» REQUIREMENT
Copy out the entire listing precisely.

=== DATA EXTRACTS ===

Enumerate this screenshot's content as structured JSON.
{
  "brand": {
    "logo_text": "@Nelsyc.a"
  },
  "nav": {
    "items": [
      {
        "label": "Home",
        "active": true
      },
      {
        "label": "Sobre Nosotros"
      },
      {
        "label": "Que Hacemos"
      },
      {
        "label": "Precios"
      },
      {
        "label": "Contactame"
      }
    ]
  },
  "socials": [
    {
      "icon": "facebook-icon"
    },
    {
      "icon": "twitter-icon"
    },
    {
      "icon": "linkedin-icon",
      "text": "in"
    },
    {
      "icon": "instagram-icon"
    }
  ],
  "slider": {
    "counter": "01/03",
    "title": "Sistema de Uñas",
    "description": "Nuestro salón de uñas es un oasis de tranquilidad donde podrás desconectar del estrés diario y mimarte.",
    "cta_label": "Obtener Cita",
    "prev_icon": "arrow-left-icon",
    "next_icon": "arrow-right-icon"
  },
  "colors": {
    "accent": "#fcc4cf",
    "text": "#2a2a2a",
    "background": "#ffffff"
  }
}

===

» SOLUTION TO THIS EXERCISE
Enumerate this screenshot's content as structured JSON.
{
  "brand": {
    "logo_text": "@Nelsyc.a"
  },
  "nav": {
    "items": [
      {
        "label": "Home",
        "active": true
      },
      {
        "label": "Sobre Nosotros"
      },
      {
        "label": "Que Hacemos"
      },
      {
        "label": "Precios"
      },
      {
        "label": "Contactame"
      }
    ]
  },
  "socials": [
    {
      "icon": "facebook-icon"
    },
    {
      "icon": "twitter-icon"
    },
    {
      "icon": "linkedin-icon",
      "text": "in"
    },
    {
      "icon": "instagram-icon"
    }
  ],
  "slider": {
    "counter": "01/03",
    "title": "Sistema de Uñas",
    "description": "Nuestro salón de uñas es un oasis de tranquilidad donde podrás desconectar del estrés diario y mimarte.",
    "cta_label": "Obtener Cita",
    "prev_icon": "arrow-left-icon",
    "next_icon": "arrow-right-icon"
  },
  "colors": {
    "accent": "#fcc4cf",
    "text": "#2a2a2a",
    "background": "#ffffff"
  }
}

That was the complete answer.